And I say “eco-friendly” because eating less meat can put a serious dent in your carbon footprint – the total greenhouse gas emissions produced from your activities. According to the Environmental Working Group, here’s how eating less meat can impact Mother Earth:
- If you eat one less burger per week…It’s like driving 320 miles less.
- If your four-person family skips meat and cheese one day a week…It’s like taking your car off the road for five weeks.
- If your four-person family takes steak off the menu one day a week…It’s like taking your car off the road for almost three months.
- If everyone in the United States ate no meat or cheese for just one day a week…It would be like driving 91 billion miles less, or taking 7.6 million cars off the road.
So, go ahead! Jump on board the Meatless Monday bandwagon, and try one of my simple tips to get you started.
- Invest in a good vegetarian cookbook. A cookbook can give home cooks valuable ideas for how to put together simple, delicious meals. Don’t be afraid to experiment!
- Keep it simple. There’s a common misconception that preparing vegetarian meals is laborious and complicated – but tons of meatless recipes are incredibly simple to prepare. Think: black bean burritos or spaghetti with tomato sauce.
- Convert your family favorites. Trim the meat and load up on the veggies in your favorite dishes. My family’s favorite lasagna originally called for ground meat – but now I load it with summer squash, broccoli, and bell peppers.
- Try ethnic flair. Some cultures know how do vegetarian meals right! Steal ideas from your favorite Thai, Indian, or Mexican restaurants and try to reproduce them at home.
- Rely on more one-dish meals. Try chili, stews, casseroles, stir-fries, and pasta dishes with whole grains, legumes, tofu, and legumes.
Southwestern Black Bean, Quinoa, and Mango Salad
By Sharon Palmer, RD, The Plant-Powered Dietitian
The jewel-like black beans shine in this crunchy, zesty salad. Serve it with corn tortillas and vegetable soup for an easy, refreshing meal.
Makes 6 servings (about 1 cup each)
1 – 15 oz can Black Beans, no salt added, rinsed, drained
1 cup cooked Quinoa (according to package directions)
1 cup frozen Corn
1 small Red Bell Pepper, chopped
1 cup chopped fresh Mango
¼ cup chopped Red Onion
½ cup fresh Cilantro, chopped (or 2 tsp dried if not available)
1 small fresh Jalepeno Pepper, seeded, finely diced
1 Lemon, juiced
1-1/2 Tbsp Extra Virgin Olive Oil
2 cloves Garlic, minced
½ tsp Cumin
½ tsp Chili Powder
¼ tsp Turmeric
- Mix beans, quinoa, corn, pepper, mango, onion, cilantro and jalapeno together in a mixing bowl.
- In a small bowl, whisk lemon juice, olive oil, garlic, cumin, chili powder and turmeric together.
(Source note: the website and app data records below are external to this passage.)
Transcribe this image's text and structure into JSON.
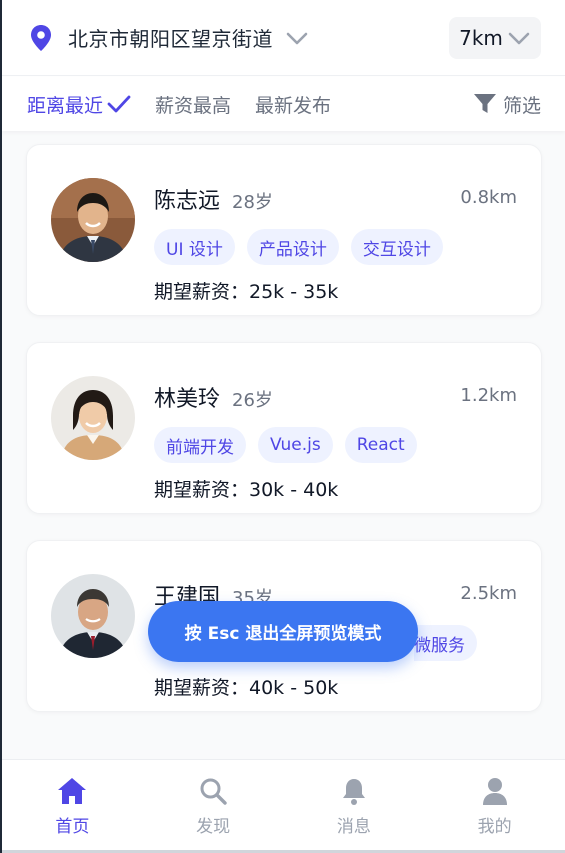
{
  "header": {
    "location": "北京市朝阳区望京街道",
    "distance": "7km"
  },
  "tabs": [
    {
      "label": "距离最近",
      "active": true
    },
    {
      "label": "薪资最高",
      "active": false
    },
    {
      "label": "最新发布",
      "active": false
    }
  ],
  "filter_label": "筛选",
  "candidates": [
    {
      "name": "陈志远",
      "age": "28岁",
      "distance": "0.8km",
      "tags": [
        "UI 设计",
        "产品设计",
        "交互设计"
      ],
      "salary": "期望薪资：25k - 35k"
    },
    {
      "name": "林美玲",
      "age": "26岁",
      "distance": "1.2km",
      "tags": [
        "前端开发",
        "Vue.js",
        "React"
      ],
      "salary": "期望薪资：30k - 40k"
    },
    {
      "name": "王建国",
      "age": "35岁",
      "distance": "2.5km",
      "tags": [
        "微服务"
      ],
      "salary": "期望薪资：40k - 50k"
    }
  ],
  "toast": "按 Esc 退出全屏预览模式",
  "nav": [
    {
      "label": "首页",
      "icon": "home-icon",
      "active": true
    },
    {
      "label": "发现",
      "icon": "search-icon",
      "active": false
    },
    {
      "label": "消息",
      "icon": "bell-icon",
      "active": false
    },
    {
      "label": "我的",
      "icon": "user-icon",
      "active": false
    }
  ],
  "colors": {
    "accent": "#4f46e5",
    "toast": "#3b76f1",
    "tag_bg": "#eef2ff"
  }
}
Toss into salad mixture and chill until serving time.
Nutrition Information Per Serving (1 cup)
Fat: 5 g
Sat Fat: 1 g
Sodium: 9 mg
Carbohydrate: 36 g
Fiber: 8 g
Protein: 8 g
Recipe from The Plant-Powered Diet: The Lifelong Eating Plan for Achieving Optimal Health, Beginning Today, copyright © Sharon Palmer, 2012. Reprinted by permission of the publisher, The Experiment. Available June 2012.
Sharon Palmer is a registered dietitian, writer and author of The Plant-Powered Diet. Over 750 of her articles have been published in national publications, including Prevention, Better Homes and Gardens and Today’s Dietitian. She is also the editor of the award-winning publication Environmental Nutrition and writes for her blog, The Plant-Powered Dietitian. Sharon makes her home with her husband and two sons in the chaparral hills overlooking Los Angeles.